I started to write and got stuck. My plan fell apart. I began to write again and tied the supply and demand idea to blogging, and it led to this story.
It was an example of how I followed an idea to see where it led. When you force an idea to conform to your wishes, you violate what Steven Pinker calls Arc of Coherence — your story feels choppy, incoherent and forced.
You can start with an arc in mind, but don’t be afraid to change course if the idea seems to go in a different direction. Be submissive; follow your idea.
4) Experimentation leads to breakthroughs
If you publish one story a month, you better make it a damn good one. When you post regularly, you have more freedom to fail. That freedom allows you to experiment.
Experimentation allows you to test unconventional ideas, new techniques, and integrate new styles.
Some of my tests have failed epically. These failures sting. I won’t lie. But every so often an experiment works, and it leads you down a path that takes your writing in a new direction.
Don’t sweat the failures for more than five minutes. Congratulate yourself for trying, and for discovering something that doesn’t work.
5) The resonance of your idea matters most
I revisited some of my early work in preparing for this story. I reread my first popular story. It had over a thousand fans and dozens of comments. My face reddened with each passing sentence. I probably looked like a mutant beet by the time I had finished.
If you commit to getting a little bit better each day, you will cringe when you revisit your earlier work. Despite the poor quality of the story, it is still one of my most popular posts to date.
It demonstrates what matters most to readers. It’s not grammar, prose or polish.
Your big promise and the success and clarity at which you execute on your promise determine how well readers receive your stories.
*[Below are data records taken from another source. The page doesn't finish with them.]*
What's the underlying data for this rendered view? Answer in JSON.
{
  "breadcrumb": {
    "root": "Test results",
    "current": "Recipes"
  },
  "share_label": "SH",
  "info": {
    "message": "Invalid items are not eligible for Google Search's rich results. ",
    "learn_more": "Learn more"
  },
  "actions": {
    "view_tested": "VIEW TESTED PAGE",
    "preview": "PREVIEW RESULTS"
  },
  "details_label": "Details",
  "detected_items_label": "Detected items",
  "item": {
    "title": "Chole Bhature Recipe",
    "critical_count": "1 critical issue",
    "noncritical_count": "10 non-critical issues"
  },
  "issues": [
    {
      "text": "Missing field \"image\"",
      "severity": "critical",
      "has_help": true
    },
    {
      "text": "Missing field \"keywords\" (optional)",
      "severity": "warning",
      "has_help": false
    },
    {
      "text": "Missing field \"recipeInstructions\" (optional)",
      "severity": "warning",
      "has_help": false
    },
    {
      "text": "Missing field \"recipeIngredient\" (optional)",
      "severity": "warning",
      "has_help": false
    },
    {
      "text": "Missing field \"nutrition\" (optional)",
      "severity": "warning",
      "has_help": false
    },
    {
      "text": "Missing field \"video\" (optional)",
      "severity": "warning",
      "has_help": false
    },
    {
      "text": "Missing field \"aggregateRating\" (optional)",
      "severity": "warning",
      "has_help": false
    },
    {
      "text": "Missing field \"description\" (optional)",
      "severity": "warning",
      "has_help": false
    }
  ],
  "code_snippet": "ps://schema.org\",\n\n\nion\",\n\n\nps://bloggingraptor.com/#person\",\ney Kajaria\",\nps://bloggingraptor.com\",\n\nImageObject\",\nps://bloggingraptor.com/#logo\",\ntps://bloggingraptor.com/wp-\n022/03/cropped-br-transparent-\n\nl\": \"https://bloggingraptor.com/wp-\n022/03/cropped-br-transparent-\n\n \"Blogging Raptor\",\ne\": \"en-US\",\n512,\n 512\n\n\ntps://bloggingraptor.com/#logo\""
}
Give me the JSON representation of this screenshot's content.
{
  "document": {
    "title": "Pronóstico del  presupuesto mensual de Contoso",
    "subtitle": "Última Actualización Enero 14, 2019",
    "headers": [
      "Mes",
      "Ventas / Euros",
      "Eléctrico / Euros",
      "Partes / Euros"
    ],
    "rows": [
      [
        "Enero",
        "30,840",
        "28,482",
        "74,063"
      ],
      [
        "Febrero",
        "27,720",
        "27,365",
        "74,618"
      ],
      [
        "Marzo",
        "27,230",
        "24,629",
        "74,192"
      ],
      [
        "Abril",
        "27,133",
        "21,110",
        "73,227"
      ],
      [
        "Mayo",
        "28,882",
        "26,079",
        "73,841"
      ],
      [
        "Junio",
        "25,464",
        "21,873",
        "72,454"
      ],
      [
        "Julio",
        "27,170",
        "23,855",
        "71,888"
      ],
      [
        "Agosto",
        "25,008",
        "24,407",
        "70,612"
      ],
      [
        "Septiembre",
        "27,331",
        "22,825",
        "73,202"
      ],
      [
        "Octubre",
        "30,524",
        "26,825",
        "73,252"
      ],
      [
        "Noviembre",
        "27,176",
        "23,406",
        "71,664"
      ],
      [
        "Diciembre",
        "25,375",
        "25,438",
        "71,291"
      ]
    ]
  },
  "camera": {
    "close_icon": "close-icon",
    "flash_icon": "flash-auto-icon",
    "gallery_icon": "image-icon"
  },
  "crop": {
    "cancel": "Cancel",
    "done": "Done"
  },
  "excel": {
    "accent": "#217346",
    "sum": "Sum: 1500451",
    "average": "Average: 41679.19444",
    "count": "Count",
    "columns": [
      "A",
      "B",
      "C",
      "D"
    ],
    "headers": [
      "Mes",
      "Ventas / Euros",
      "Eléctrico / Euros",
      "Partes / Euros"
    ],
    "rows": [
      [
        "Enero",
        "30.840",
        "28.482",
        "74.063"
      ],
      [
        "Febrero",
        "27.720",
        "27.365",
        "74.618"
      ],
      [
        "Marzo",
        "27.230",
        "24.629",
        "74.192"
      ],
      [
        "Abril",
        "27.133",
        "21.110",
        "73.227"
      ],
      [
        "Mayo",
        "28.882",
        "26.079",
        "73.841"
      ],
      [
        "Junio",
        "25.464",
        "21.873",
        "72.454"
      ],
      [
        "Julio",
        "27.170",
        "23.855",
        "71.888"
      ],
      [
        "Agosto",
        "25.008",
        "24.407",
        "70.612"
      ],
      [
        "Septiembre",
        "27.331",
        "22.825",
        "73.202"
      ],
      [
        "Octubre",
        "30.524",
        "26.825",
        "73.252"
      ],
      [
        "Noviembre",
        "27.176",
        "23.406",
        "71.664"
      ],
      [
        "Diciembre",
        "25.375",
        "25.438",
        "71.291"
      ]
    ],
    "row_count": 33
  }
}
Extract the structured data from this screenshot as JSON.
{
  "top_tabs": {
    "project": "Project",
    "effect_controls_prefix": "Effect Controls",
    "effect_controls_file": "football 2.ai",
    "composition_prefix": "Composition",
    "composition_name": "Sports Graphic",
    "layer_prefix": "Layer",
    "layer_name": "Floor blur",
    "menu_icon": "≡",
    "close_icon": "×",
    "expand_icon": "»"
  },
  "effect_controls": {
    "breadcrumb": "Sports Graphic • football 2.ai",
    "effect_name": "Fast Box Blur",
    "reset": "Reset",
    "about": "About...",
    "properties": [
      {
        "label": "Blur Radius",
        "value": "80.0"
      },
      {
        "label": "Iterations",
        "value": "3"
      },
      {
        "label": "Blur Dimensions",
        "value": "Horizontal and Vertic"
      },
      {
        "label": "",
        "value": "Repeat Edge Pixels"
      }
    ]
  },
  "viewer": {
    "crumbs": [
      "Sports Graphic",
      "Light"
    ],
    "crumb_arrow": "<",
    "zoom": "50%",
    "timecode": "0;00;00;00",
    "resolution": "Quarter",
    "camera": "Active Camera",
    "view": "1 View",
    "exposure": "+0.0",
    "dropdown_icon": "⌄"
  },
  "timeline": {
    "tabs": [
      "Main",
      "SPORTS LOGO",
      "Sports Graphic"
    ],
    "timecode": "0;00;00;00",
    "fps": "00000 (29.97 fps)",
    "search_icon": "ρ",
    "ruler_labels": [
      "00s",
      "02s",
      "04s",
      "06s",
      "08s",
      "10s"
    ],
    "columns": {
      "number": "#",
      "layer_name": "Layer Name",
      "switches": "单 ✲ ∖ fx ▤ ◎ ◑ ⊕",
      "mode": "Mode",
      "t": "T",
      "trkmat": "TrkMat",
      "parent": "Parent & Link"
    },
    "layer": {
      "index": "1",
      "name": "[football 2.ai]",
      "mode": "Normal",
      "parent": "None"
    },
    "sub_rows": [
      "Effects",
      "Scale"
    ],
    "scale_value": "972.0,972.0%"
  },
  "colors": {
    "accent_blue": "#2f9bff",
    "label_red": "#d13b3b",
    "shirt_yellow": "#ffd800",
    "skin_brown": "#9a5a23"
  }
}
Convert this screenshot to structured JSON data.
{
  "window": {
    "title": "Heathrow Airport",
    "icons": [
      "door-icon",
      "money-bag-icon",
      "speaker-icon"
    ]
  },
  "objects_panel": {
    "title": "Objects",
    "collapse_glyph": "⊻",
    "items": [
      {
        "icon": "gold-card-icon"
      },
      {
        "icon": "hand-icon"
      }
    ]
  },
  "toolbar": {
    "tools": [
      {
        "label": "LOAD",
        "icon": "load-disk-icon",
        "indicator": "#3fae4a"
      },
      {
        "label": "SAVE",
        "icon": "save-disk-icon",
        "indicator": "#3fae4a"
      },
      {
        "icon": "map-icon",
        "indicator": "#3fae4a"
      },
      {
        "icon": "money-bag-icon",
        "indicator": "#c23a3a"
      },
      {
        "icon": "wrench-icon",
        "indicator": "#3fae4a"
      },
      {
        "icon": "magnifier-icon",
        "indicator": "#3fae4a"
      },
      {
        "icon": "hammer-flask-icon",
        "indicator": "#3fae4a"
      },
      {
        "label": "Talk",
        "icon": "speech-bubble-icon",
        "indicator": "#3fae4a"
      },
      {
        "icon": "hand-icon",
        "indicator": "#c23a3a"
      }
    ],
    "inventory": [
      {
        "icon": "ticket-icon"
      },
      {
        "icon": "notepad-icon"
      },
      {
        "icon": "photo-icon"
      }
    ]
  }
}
Yeah, you’ll come across the occasional reader who hyperventilates himself into a coma over a misplaced comma. Poor grammar and prose can kill a great concept, but superb grammar and prose will never rescue a lackluster idea.
The other sacred rule
You can’t break this rule. In Dan Brown’s masterclass, he says, “every promise you make is a contract with your reader.” You may or may not like his books, but his simple logic makes sense. Breaking promises never works, whether it’s writing or any other area of life.
That’s the second universal rule. Don’t break your promises.
There are two places you make promises: your title and in the body of the story.
A promise in your title can be implicit or explicit. A headline that starts with the title, “How to..” is usually explicit. But even unconventional headlines imply a promise.
The title, “Quiet People Rule The World” implies that quiet people are a force to be reckoned with. I fulfilled that promise in the story.
In the body of the story, you make a promise every time you create a gap, a question that needs answering. Make sure you tic and tie all your loose ends. There’s nothing worse than a cliffhanger that will never get a resolution.